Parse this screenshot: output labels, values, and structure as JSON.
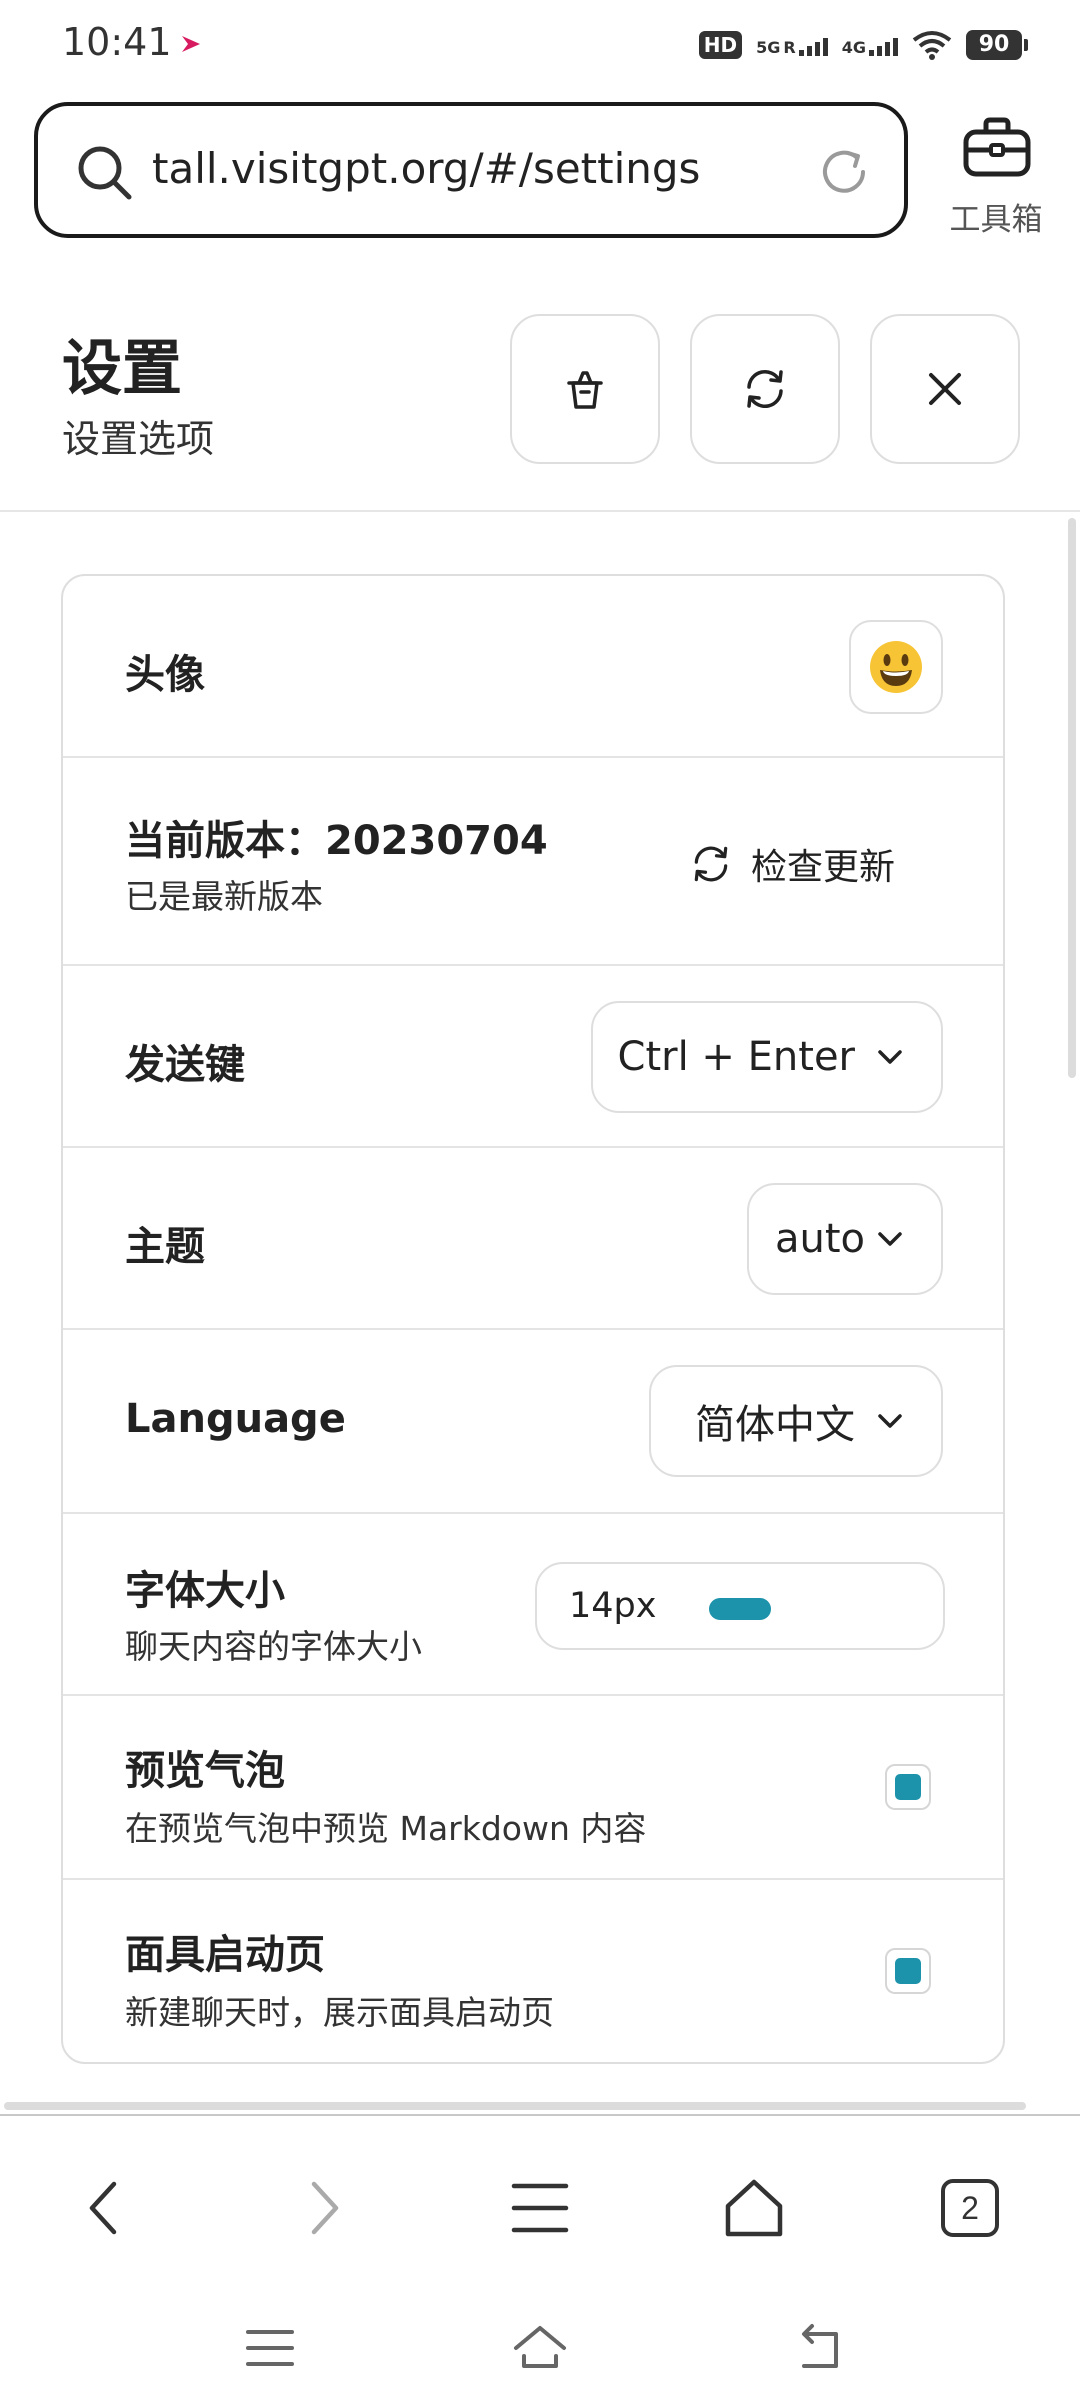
{
  "status_bar": {
    "time": "10:41",
    "hd_badge": "HD",
    "net_5g": "5G",
    "net_4g": "4G",
    "roaming": "R",
    "battery": "90"
  },
  "browser": {
    "url": "tall.visitgpt.org/#/settings",
    "toolbox_label": "工具箱"
  },
  "settings_header": {
    "title": "设置",
    "subtitle": "设置选项"
  },
  "settings": {
    "avatar": {
      "label": "头像"
    },
    "version": {
      "label": "当前版本：20230704",
      "status": "已是最新版本",
      "check_update_label": "检查更新"
    },
    "send_key": {
      "label": "发送键",
      "value": "Ctrl + Enter"
    },
    "theme": {
      "label": "主题",
      "value": "auto"
    },
    "language": {
      "label": "Language",
      "value": "简体中文"
    },
    "font_size": {
      "label": "字体大小",
      "description": "聊天内容的字体大小",
      "value": "14px"
    },
    "preview_bubble": {
      "label": "预览气泡",
      "description": "在预览气泡中预览 Markdown 内容",
      "checked": true
    },
    "mask_launcher": {
      "label": "面具启动页",
      "description": "新建聊天时，展示面具启动页",
      "checked": true
    }
  },
  "browser_nav": {
    "tab_count": "2"
  },
  "colors": {
    "accent": "#1d93ab",
    "border": "#dedede"
  }
}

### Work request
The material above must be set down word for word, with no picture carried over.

### Finished exercise
Parse this screenshot: output labels, values, and structure as JSON.
{
  "status_bar": {
    "time": "10:41",
    "hd_badge": "HD",
    "net_5g": "5G",
    "net_4g": "4G",
    "roaming": "R",
    "battery": "90"
  },
  "browser": {
    "url": "tall.visitgpt.org/#/settings",
    "toolbox_label": "工具箱"
  },
  "settings_header": {
    "title": "设置",
    "subtitle": "设置选项"
  },
  "settings": {
    "avatar": {
      "label": "头像"
    },
    "version": {
      "label": "当前版本：20230704",
      "status": "已是最新版本",
      "check_update_label": "检查更新"
    },
    "send_key": {
      "label": "发送键",
      "value": "Ctrl + Enter"
    },
    "theme": {
      "label": "主题",
      "value": "auto"
    },
    "language": {
      "label": "Language",
      "value": "简体中文"
    },
    "font_size": {
      "label": "字体大小",
      "description": "聊天内容的字体大小",
      "value": "14px"
    },
    "preview_bubble": {
      "label": "预览气泡",
      "description": "在预览气泡中预览 Markdown 内容",
      "checked": true
    },
    "mask_launcher": {
      "label": "面具启动页",
      "description": "新建聊天时，展示面具启动页",
      "checked": true
    }
  },
  "browser_nav": {
    "tab_count": "2"
  },
  "colors": {
    "accent": "#1d93ab",
    "border": "#dedede"
  }
}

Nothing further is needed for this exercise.